    I urge everyone to obtain them and actually read the literature. One thing that this doctor said can be misinterpreted. The big bullet causes more damage. Except bullets like the .45-230 FMJ will do less damage due to its shape. It will literally shove blood vessels and nerves to the side without much damage. Same with a 9mm or .40 that doesn’t expand. The expansion, creating ragged edges, will cause more damage. As he points out the loss of blood is the death causing component. With FMJ bullets of 9mm-11.25mm the wounds are indistinguishable.
    His mention of body angle is also important. Spokane Valley Police officer shot W. Creach with a .45. The bullet track was downward from the sternum to lower belly. People said Officer Hirzel had “executed a kneeling Creach”, when Creach was bent over. This doctor at Harborview in Seattle sees many gunshot wounds. It would be nice to have a clear record of this fuzzy video. What he is saying is well documented in medical venues. Pistols don’t knock people down. So, no more talk of knockdown power, please.

  • Kivaari

    Don’t forget CNS damage. That kind of wound is the one where the GSW recipient will drop fast. With bleeding out the suspect can remain quite lethal. Like the Miami shootout in the 80s. One shooter kept going for 4.5 minutes if I remember correctly. In that time he did most of his damage to the FBI agents.

    • Don Ward

      To be fair, that was a VERY unusual situation that literally only happens once every other decade or so and was brought on by a comedy of errors by the agents involved.

      • dan citizen

        The specific type of incident was rare, people receiving mortal wounds and still providing effective resistance is not so rare.

  • Tassiebush

    Excellent video!

  • gunsandrockets

    Old but good video. I’ve seen this before and it caused me to do some rethinking when it comes to handgun ammunition.

    I now value bullet penetration more than before, even at the cost of expansion if necessary. I even think that over-penetration is better, because the target may bleed out faster because of the addition of an exit wound. Now I only prefer hollow point bullets in the most intensive higher pressure handgun cartridges.

  • Don Ward

    Hey. I figured out what to do with the prisoners at Guantan…

    *Is silently dispatched by the TFB “No Politics” Commissar.*

  • Hoff

    #12: If you ‘take six hundred identical men, shoot them all the same number of times with the same weapon and ammunition with them at the same distance, angle, pose’, you’ll end up behind the bars or even worse.

    • noob

      unless you’re the government

  • dan citizen

    I wish this knowledge was more common. I have no patience for talk of high performance ammunition, guaranteed stopping power, etc.

    Shot placement, staying cool headed, and luck… These will get you home.

  • Ya good stuff:-)

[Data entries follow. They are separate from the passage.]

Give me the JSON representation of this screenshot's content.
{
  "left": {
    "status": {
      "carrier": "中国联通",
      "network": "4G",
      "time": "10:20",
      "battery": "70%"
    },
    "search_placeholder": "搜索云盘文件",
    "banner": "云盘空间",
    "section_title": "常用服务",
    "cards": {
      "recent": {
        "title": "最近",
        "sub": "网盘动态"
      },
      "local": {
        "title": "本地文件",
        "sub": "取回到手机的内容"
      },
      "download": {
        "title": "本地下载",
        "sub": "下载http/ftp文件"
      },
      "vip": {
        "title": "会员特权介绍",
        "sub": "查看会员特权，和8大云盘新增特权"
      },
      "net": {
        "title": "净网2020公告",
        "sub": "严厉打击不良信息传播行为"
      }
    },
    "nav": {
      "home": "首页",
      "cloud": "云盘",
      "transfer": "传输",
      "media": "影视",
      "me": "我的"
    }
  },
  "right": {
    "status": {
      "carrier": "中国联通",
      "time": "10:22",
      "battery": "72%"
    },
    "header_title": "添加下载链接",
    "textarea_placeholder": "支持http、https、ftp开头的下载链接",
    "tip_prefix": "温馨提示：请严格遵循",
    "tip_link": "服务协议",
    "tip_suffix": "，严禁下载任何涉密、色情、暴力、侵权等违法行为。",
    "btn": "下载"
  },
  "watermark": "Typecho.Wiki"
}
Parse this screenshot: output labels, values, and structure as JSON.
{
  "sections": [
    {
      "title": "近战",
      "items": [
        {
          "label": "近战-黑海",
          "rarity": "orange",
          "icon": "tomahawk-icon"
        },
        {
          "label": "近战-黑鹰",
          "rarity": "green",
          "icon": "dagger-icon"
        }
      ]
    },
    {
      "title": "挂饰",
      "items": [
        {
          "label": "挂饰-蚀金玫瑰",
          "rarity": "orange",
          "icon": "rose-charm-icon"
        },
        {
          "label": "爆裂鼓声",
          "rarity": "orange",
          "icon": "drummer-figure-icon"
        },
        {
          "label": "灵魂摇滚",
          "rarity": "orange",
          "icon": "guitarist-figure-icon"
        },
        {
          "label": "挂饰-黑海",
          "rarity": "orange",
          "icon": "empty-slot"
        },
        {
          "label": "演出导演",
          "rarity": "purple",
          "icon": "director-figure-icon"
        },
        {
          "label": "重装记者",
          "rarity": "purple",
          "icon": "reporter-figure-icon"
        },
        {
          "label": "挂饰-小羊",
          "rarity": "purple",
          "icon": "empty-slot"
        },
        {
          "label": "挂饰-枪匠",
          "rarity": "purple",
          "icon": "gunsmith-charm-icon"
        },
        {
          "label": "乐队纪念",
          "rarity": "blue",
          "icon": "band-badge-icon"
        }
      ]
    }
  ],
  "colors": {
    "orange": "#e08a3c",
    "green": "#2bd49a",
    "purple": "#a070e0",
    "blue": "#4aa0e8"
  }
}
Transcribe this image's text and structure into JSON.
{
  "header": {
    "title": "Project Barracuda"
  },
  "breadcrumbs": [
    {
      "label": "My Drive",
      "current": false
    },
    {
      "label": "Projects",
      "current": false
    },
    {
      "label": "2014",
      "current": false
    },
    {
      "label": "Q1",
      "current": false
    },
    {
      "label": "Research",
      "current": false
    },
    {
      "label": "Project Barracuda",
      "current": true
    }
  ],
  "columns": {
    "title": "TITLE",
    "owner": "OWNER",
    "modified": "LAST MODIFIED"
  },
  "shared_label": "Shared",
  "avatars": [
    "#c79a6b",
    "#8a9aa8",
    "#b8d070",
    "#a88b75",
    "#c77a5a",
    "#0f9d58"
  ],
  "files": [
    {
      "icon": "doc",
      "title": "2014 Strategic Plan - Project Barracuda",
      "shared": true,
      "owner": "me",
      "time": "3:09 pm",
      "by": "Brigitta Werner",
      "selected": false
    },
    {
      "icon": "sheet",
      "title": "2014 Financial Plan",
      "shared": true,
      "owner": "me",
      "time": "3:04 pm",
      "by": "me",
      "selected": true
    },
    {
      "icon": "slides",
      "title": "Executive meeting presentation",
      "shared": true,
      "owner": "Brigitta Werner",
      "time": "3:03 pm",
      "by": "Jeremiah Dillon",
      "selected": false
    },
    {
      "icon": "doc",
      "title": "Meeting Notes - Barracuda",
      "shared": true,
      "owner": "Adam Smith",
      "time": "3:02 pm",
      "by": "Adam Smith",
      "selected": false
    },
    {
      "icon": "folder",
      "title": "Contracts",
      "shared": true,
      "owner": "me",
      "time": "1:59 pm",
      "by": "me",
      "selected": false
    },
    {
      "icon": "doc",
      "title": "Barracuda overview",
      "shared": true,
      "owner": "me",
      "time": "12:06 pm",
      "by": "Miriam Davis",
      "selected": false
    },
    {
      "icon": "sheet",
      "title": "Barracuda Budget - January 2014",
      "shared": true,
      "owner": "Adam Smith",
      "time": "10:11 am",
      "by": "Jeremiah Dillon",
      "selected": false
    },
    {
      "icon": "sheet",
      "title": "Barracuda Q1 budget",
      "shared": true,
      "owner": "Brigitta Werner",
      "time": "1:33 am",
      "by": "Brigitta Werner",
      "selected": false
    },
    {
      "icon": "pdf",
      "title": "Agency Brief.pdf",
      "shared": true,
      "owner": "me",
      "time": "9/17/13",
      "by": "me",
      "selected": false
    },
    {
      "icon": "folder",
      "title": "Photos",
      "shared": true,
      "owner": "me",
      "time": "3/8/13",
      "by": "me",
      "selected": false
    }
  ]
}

  • noob

    just out of curiosity, how massive a bullet would you need to have the momentum to move a 210lbs standing man 2ft backwards? or to knock him off his feet?

    hmm and what speed would you choose for it to be moving for the recoil to be practical, yet the projectile still lethal?

    at what point is it less of a bullet but more like a huge thrown rock, if you want the fabled knockdown power?

  • DIR911911 .

    “this is a shotgun injury which luckily we don’t see many of” . . . that’s because the coroner usually picks those ones up

  • DIR911911 .

    @12:50 ” a small caliber handgun 22mm” I think your german is showing , who wants to fire that handgun? once 🙂